I’d say 99.9% of “our parents” are more than happy to comply with the rules. They get it. They don’t have any problem keeping their baby on the unit, if it helps keeps all the babies safe. Occasionally, we get a family member who decides the rules don’t apply to them. They figure since it’s their baby, not ours, they can do whatever they want. Technically, they're right; it is their baby, not ours. They can’t, however, do whatever they want without consequences.
Parent’s perspective: Most parents know that when they come to the hospital, there are rules to follow. For most, it’s no big deal and they’re happy for the help, structure and security measures. They might not like being bossed around, but for safety’s sake, they’ll do as they’re told. Once in a while, however, some nurse will rub a parent the wrong way or some rule will contradict something that’s important to them. It’s when you get that rare combination of an overly bossy nurse and a noncompliant parent that things get sticky. Maybe that’s what happened with the Kennedy family.
Did Kennedy’s baby need fresh air? Uh, no. He would have been just fine staying on the unit. But if Mr. Kennedy and a doctor-friend wanted to take the baby outside, does that constitute child endangerment? No. It might be breaking the rules, but it’s not inherently dangerous. Kennedy’s a father of five. He knows what to do with a newborn. Most dads will go to the ends of the earth to protect their children.
Should those nurses have blocked him? It’s their job to keep babies on the unit. Maybe there was a less confrontational way to handle it. For example, if Mr. Kennedy was adamant about taking his baby outside and refused to comply with the rules, maybe a security guard or nurse could have accompanied them. Once the conflict escalated, maybe they could have gone up the chain of command and asked their charge nurse, nurse manager, or a doctor on the unit to talk to Mr. Kennedy.
Of course, Mr. Kennedy should have complied with the rules and stayed on the unit. It sounds like he acted like a grade-A jerk who was above the law, but that doesn’t make him a kidnapper and maybe the nurses didn’t really have to treat him like he was endangering his child. Maybe that’s why, when nurses got pushy, he got pushy right back. In defense of the nurses, Kennedy started this crazy conflict and they had to do something. But when you get right down to it, this wasn’t a custody dispute and all he wanted to do was take his baby outside. Sure, the rules apply to everyone (even a Kennedy) for darn good reasons. But that doesn’t mean every parent who disregards the rules is a criminal.

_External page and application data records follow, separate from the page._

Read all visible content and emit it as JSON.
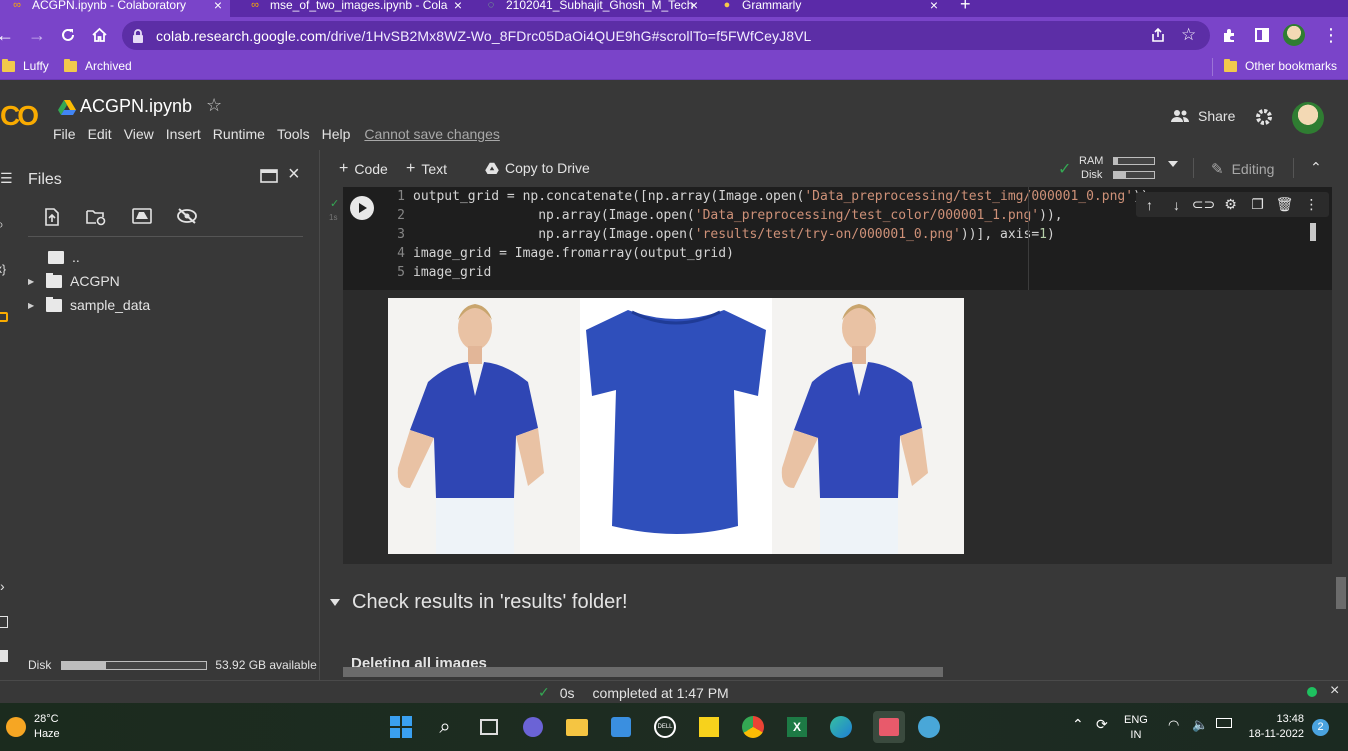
{
  "browser": {
    "tabs": [
      {
        "title": "ACGPN.ipynb - Colaboratory",
        "icon": "colab-icon"
      },
      {
        "title": "mse_of_two_images.ipynb - Cola",
        "icon": "colab-icon"
      },
      {
        "title": "2102041_Subhajit_Ghosh_M_Tech",
        "icon": "refresh-icon"
      },
      {
        "title": "Grammarly",
        "icon": "grammarly-icon"
      }
    ],
    "url_host": "colab.research.google.com",
    "url_path": "/drive/1HvSB2Mx8WZ-Wo_8FDrc05DaOi4QUE9hG#scrollTo=f5FWfCeyJ8VL",
    "bookmarks": [
      "Luffy",
      "Archived"
    ],
    "other_bookmarks": "Other bookmarks",
    "accent": "#7a44c9"
  },
  "colab": {
    "notebook_title": "ACGPN.ipynb",
    "menu": [
      "File",
      "Edit",
      "View",
      "Insert",
      "Runtime",
      "Tools",
      "Help"
    ],
    "cannot_save": "Cannot save changes",
    "share_label": "Share",
    "toolbar": {
      "code_label": "Code",
      "text_label": "Text",
      "copy_drive_label": "Copy to Drive",
      "ram_label": "RAM",
      "disk_label": "Disk",
      "ram_fraction": 0.1,
      "disk_fraction": 0.3,
      "editing_label": "Editing"
    }
  },
  "sidebar": {
    "title": "Files",
    "tree": [
      {
        "name": "..",
        "type": "parent"
      },
      {
        "name": "ACGPN",
        "type": "folder"
      },
      {
        "name": "sample_data",
        "type": "folder"
      }
    ],
    "disk_label": "Disk",
    "disk_available": "53.92 GB available",
    "disk_used_fraction": 0.3
  },
  "cell": {
    "exec_time": "1s",
    "lines": [
      {
        "n": "1"
      },
      {
        "n": "2"
      },
      {
        "n": "3"
      },
      {
        "n": "4"
      },
      {
        "n": "5"
      }
    ],
    "code": {
      "l1_a": "output_grid = np.concatenate([np.array(Image.open(",
      "l1_s": "'Data_preprocessing/test_img/000001_0.png'",
      "l1_b": "))",
      "l2_a": "                np.array(Image.open(",
      "l2_s": "'Data_preprocessing/test_color/000001_1.png'",
      "l2_b": ")),",
      "l3_a": "                np.array(Image.open(",
      "l3_s": "'results/test/try-on/000001_0.png'",
      "l3_b": "))], axis=",
      "l3_n": "1",
      "l3_c": ")",
      "l4": "image_grid = Image.fromarray(output_grid)",
      "l5": "image_grid"
    }
  },
  "sections": {
    "check_results": "Check results in 'results' folder!",
    "deleting": "Deleting all images"
  },
  "status": {
    "elapsed": "0s",
    "text": "completed at 1:47 PM"
  },
  "taskbar": {
    "temperature": "28°C",
    "condition": "Haze",
    "lang_top": "ENG",
    "lang_bottom": "IN",
    "time": "13:48",
    "date": "18-11-2022",
    "notifications": "2"
  }
}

Jeanne Faulkner, R.N., lives in Portland, Oregon with her husband and five children. Got a question for Jeanne? E-mail it to firstname.lastname@example.org and it may be answered in a future blog post.

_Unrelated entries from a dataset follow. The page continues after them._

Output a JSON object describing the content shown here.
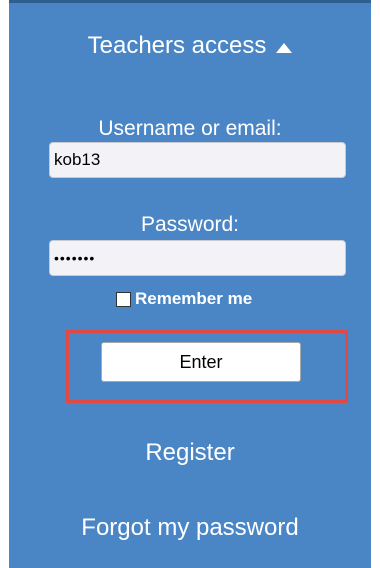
{
  "header": {
    "title": "Teachers access"
  },
  "login_form": {
    "username_label": "Username or email:",
    "username_value": "kob13",
    "password_label": "Password:",
    "password_value": "•••••••",
    "remember_label": "Remember me",
    "remember_checked": false,
    "enter_label": "Enter"
  },
  "links": {
    "register": "Register",
    "forgot_password": "Forgot my password"
  },
  "colors": {
    "panel_background": "#4a86c5",
    "highlight_border": "#e14a44"
  },
  "icons": {
    "collapse": "caret-up-icon"
  }
}
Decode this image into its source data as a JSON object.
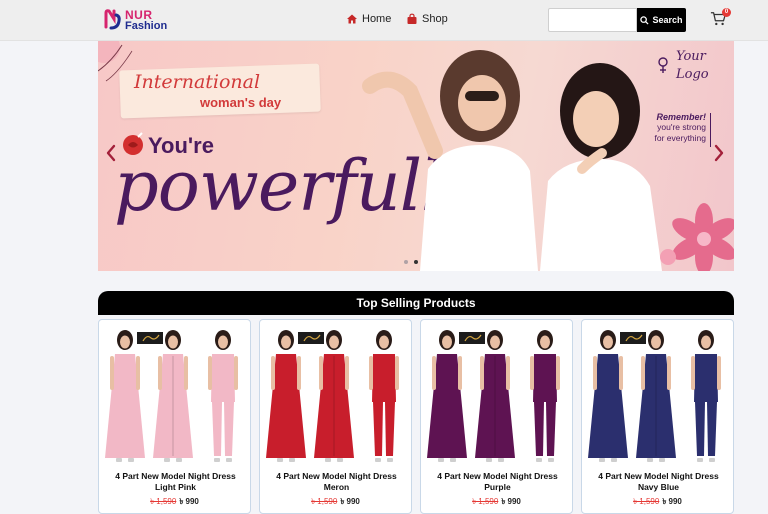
{
  "brand": {
    "line1": "NUR",
    "line2": "Fashion",
    "colors": {
      "pink": "#d6246e",
      "navy": "#1f2c8f"
    }
  },
  "nav": [
    {
      "label": "Home",
      "icon": "home-icon"
    },
    {
      "label": "Shop",
      "icon": "shopping-bag-icon"
    }
  ],
  "search": {
    "value": "",
    "placeholder": "",
    "button_label": "Search"
  },
  "cart": {
    "count": "0"
  },
  "banner": {
    "ribbon_title": "International",
    "ribbon_subtitle": "woman's day",
    "headline": "You're",
    "headline_script": "powerfull",
    "logo_text_1": "Your",
    "logo_text_2": "Logo",
    "remember_title": "Remember!",
    "remember_line1": "you're strong",
    "remember_line2": "for everything",
    "active_slide": 2,
    "slide_count": 2
  },
  "section": {
    "title": "Top Selling Products"
  },
  "products": [
    {
      "name": "4 Part New Model Night Dress Light Pink",
      "old_price": "৳ 1,590",
      "price": "৳ 990",
      "color": "#f2b8c6"
    },
    {
      "name": "4 Part New Model Night Dress Meron",
      "old_price": "৳ 1,590",
      "price": "৳ 990",
      "color": "#c81e2c"
    },
    {
      "name": "4 Part New Model Night Dress Purple",
      "old_price": "৳ 1,590",
      "price": "৳ 990",
      "color": "#5e1352"
    },
    {
      "name": "4 Part New Model Night Dress Navy Blue",
      "old_price": "৳ 1,590",
      "price": "৳ 990",
      "color": "#2b2f6e"
    }
  ]
}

This Fit Pregnancy blog is intended for educational purposes only. It is not intended to replace medical advice from your physician. Before initiating any exercise program, diet or treatment provided by Fit Pregnancy, you should seek medical advice from your primary caregiver.